4) Fire Cart (or the ‘multiple rocket launcher’ from early 15th century AD) –
In our entry for the fire lance, we fleetingly mentioned how Chinese engineers made use of makeshift gunpowder weapon systems crafted from old components of mechanical catapults. The continuation of this design evolution was fueled by the propulsion advantage of shaped gunpowder charges carried by the fire arrows (that eschewed the need for mechanical bows). This finally led to the creation of actual rockets that could be ignited via fuses, and then launched autonomously. In fact, many handheld ‘Huo Jian’ rocket launchers were already developed by the early Ming period. Going by this logical progression of the technology, Chinese military engineers also wanted to create denser projectile fields that would have been far more effective when dealing with massed body of enemy soldiers. Such tactical measures were only possible by grouping the rockets together from a large number of launchers placed in carts; and hence these designs finally gave way to the Fire Cart or the Huo Che (or Hwacha in Korean).
In terms of history, the special Huo Che armed military units saw action in the Jingnan war that took place from 1401-1403 AD. The gunpowder weapon system in itself was manned by four people, and was composed of a wheeled cart that was generally equipped with two types of rocket launchers – with four of one type on the top, and two of the second type along the sides. The engineers devised the contraption in such a manner that would allow the launchers to fire at once or in a sequential manner (for a more sustained fire rate). To that end, the Huo Che was surely a potent military machine that could fire up to a whopping 320 rockets from its six tubes! In other words, the gunpowder mechanism can be perceived as a 15th century precursor to the contemporary multiple rocket launcher.

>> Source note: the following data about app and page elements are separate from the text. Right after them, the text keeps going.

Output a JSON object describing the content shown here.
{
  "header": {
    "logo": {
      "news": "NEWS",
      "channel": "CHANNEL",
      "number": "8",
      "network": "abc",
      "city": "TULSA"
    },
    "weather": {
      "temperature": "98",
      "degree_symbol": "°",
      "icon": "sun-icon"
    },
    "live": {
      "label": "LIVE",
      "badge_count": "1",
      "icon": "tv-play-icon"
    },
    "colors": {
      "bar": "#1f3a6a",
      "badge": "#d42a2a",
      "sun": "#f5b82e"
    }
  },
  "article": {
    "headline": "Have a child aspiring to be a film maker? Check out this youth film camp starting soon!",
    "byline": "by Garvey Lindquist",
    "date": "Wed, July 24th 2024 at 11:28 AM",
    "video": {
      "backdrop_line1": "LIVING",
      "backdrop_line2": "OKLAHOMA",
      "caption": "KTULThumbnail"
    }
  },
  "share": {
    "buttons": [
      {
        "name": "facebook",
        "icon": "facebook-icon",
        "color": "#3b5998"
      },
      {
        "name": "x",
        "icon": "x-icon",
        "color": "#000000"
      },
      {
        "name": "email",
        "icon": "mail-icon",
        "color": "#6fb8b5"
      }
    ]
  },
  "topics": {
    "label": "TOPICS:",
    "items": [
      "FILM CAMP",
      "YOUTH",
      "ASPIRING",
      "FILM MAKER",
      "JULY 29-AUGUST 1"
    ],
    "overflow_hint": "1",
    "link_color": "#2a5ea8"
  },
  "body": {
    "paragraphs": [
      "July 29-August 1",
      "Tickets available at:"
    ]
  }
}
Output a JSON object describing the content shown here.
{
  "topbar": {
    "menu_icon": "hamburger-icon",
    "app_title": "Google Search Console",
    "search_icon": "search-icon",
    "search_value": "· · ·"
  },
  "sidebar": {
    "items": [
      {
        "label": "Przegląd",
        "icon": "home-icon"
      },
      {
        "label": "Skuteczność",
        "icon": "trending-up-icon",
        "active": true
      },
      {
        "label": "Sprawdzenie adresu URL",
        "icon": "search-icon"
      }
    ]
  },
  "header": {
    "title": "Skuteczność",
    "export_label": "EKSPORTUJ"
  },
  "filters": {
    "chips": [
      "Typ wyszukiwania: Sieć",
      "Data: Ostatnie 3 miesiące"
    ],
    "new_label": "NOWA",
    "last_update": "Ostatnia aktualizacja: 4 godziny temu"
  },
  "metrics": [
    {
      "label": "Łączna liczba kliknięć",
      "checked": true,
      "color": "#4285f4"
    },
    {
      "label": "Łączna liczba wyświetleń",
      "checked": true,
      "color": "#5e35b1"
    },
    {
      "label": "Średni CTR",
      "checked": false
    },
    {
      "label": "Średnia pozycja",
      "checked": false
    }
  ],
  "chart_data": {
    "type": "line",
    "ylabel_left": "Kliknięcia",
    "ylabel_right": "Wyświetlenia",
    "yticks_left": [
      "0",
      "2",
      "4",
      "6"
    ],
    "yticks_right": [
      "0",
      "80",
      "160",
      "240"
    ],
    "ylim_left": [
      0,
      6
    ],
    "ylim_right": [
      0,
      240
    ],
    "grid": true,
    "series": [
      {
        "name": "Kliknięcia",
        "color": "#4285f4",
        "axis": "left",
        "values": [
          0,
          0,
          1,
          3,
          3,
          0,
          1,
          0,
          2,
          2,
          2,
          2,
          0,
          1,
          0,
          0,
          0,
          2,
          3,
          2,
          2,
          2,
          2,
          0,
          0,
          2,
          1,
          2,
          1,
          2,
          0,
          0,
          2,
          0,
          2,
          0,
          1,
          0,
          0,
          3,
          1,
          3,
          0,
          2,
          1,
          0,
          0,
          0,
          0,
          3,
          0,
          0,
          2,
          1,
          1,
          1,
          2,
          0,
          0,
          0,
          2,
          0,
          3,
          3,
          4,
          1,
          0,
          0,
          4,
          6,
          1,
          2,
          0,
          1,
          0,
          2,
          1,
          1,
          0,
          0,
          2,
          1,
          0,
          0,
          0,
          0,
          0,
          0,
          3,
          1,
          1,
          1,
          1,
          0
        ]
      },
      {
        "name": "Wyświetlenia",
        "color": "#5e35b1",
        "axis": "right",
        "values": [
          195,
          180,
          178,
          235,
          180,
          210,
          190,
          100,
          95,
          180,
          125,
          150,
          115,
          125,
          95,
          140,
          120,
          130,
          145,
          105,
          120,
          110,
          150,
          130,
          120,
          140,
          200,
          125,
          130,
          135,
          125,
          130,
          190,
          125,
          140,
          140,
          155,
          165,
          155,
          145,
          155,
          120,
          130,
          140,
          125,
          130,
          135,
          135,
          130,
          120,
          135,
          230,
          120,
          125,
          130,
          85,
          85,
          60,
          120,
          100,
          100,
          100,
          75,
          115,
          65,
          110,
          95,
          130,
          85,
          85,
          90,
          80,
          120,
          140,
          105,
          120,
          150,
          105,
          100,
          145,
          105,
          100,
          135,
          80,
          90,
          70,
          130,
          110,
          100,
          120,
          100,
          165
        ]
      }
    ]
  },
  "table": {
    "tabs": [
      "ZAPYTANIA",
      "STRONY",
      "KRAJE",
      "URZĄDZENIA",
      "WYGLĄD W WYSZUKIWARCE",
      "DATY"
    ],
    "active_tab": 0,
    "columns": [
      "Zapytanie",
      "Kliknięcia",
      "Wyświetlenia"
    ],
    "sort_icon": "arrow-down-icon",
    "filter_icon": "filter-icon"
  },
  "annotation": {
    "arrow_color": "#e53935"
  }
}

5) Congreve Rocket (or the ‘solid fuel rocket’ from early 19th century AD) –
Impressed by the Indian-made Mysorean rockets (used as weapons against the British), the Congreve Rocket was an artillery rocket developed by Sir William Congreve in 1804. Contrived at the the Royal Laboratory Woolwich, the first of these gunpowder rockets were actually designed by reverse-engineering their Indian counterparts that were salvaged after the Anglo-Mysore battles. However, Congreve also improved the weapon technology by concocting a new propellant mixture and crafting the shell from sturdy sheet iron (instead of cardboard layers). The sophistication of this design was evident from the incorporation of a hollow iron head that could be loaded with various projectiles, including shrapnel (directed against soldiers), explosives (directed against fortified positions), and even incendiary objects (for usage against ships and buildings).
Furthermore, as a result of the specialized propellant mixture and its monitored quantity, the solid fuel rockets sometimes exceeded the range of 1,000 yards – which was more than the range achieved by cannons of that age. And quite interestingly, the historical use (and effects) of the Congreve Rockets seemingly made their significant impact on the American culture. In that regard, the 19th century British war vessel HMS Erebus was designed as rocket-firing ship that out-ranged most fort cannons. Consequently, it took part in the bombardment of Fort McHenry during the Battle of Baltimore (in the War of 1812), and fired more than a thousand rockets over a period of 25 hours, in 3rd September, 1814. In spite of the massive scale of the attack, the fort had not surrendered, with the American flag still fluttering during the next day’s dawn. This inspired Francis Scott Key to compose the ‘Star Spangled Banner‘; and the fifth line of the first verse of this anthem/poem reads – “And the rockets’ red glare, the bombs bursting in air”. This alludes to the 32-lb Congreve rockets that were fired during the momentous military action.